VILNIUS – The top opposition challenger in the Belarusian presidential election threatened Tuesday to call a nationwide strike unless the country's authoritarian president announces his resignation, releases political prisoners and stops his government's violent crackdown on protesters.
“If our demands aren't fulfilled by Oct. 25, the entire country will peacefully take to the streets,” Sviatlana Tsikhanouskaya said in a statement issued from Vilnius, Lithuania, where she's in exile after leaving Belarus under pressure from authorities after the country's disputed Aug. 9 presidential election.
“On Oct. 26, a national strike of all enterprises will begin, all roads will be blocked, sales in state-owned stores will collapse. You have 13 days to fulfil three conditions. We have 13 days to prepare, and in the meantime Belarusians will continue their peaceful and persistent protest,” the statement said.
Belarus has been rocked by mass protests since Aug. 9, when results of a presidential election reportedly handed President Alexander Lukashenko a sixth term in office. Tsikhanouskaya, who officials claim got only 10% of the vote, and her supporters refused to recognize the results as valid, saying they were riddled with fraud. The European Union and the United States have also refused to recognize the official results of the vote.
The rallies, some of which drew up to 200,000 people demanding the president's resignation, posed the biggest challenge yet to Lukashenko, who has run the country for 26 years, relentlessly repressing the opposition and independent media.
In the first days of the protests, Belarusian authorities cracked down brutally on protesters, with police detaining thousands and beating scores.
The government has since scaled back on the violence but maintained the pressure, detaining hundreds of protesters and prosecuting top activists. Prominent members of the opposition’s Coordination Council, which was formed to push for a transition of power, have been arrested or forced to leave the country.
Lukashenko initially bristled at the suggestion of a dialogue with the opposition. But on Saturday, he visited a prison to talk to jailed activists in a move commentators interpreted as an attempt to imitate a dialogue to reduce tensions.
The following day authorities ramped up their crackdown on protesters, dispersing crowds with water cannons and stun grenades, hurting dozens and detaining hundreds.
In a statement on Tuesday, Tsikhanouskaya condemned that violence.
“We woke up two months ago on a regular day and went to polling stations.
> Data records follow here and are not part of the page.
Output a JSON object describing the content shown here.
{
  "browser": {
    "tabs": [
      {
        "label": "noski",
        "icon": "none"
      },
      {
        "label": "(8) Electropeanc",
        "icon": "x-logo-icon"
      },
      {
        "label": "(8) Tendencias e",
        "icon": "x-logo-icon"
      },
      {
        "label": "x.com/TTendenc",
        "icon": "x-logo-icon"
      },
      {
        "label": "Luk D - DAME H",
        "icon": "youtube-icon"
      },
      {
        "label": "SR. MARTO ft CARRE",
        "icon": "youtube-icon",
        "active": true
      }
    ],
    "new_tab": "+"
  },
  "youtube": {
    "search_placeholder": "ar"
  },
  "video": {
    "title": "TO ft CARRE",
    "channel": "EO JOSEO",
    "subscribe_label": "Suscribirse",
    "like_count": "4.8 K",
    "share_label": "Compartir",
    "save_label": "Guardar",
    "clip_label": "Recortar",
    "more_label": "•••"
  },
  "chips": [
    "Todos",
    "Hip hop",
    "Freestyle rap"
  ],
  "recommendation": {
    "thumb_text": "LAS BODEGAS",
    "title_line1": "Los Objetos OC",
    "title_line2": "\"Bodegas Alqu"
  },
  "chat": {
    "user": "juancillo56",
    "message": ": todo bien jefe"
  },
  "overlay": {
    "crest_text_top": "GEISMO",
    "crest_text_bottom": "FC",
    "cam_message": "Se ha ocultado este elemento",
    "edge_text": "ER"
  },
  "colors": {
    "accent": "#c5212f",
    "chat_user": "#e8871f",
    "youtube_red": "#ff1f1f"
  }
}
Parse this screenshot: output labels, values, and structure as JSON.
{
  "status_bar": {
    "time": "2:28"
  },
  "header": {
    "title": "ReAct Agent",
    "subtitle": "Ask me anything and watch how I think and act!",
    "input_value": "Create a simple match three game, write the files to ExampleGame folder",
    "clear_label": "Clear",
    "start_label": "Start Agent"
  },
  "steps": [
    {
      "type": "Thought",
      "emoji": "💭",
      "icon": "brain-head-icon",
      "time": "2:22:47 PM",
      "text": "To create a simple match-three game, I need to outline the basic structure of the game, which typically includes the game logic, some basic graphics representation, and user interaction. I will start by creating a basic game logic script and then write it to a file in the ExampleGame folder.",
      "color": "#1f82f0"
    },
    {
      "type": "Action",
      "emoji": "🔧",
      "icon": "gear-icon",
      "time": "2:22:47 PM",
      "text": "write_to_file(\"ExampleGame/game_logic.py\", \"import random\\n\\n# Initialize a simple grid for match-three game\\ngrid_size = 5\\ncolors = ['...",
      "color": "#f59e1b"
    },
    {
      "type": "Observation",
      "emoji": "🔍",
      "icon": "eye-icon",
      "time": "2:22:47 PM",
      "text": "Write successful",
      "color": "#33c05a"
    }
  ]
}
We voted for the change. Later we took to the streets to get our votes back but got bullets, sticks, prison cages and cynical lies in return,” she said.
Tsikhanouskaya's spokeswoman Anna Krasulina told The Associated Press that the statement with the demands “has been relayed to all official structures of Belarus.”
She said that members of the opposition’s Coordination Council who were forced to leave the country held a meeting in Vilnius on Monday.
“A decision has been made to act more decisively,” Krasulina said.
On Tuesday, the council said that the last member of its presidium who remained in Belarus and wasn't in jail, left the country for Poland, fearing for his safety.
Sergei Dylevsky, who was a strike leader at the Minsk Tractor Factory and spent a total of 25 days under arrest after taking part in the protests, told the AP on Tuesday that he was forced to quit the factory and was being pressured by the authorities.
“There were threats from KGB officers towards my family ... And they threatened me personally,” Dylevsky said, referring to Belarus’ State Security Committee, which still goes under its Soviet-era name.
In a separate statement, the council called for Belarusian law enforcement and security forces to disobey orders that involved violence towards peaceful protesters.
“Violence doesn't solve any problems and paves a direct way to unleashing a civil war in the country,” the statement read.
Follow all AP stories on developments in Belarus at https://apnews.com/Belarus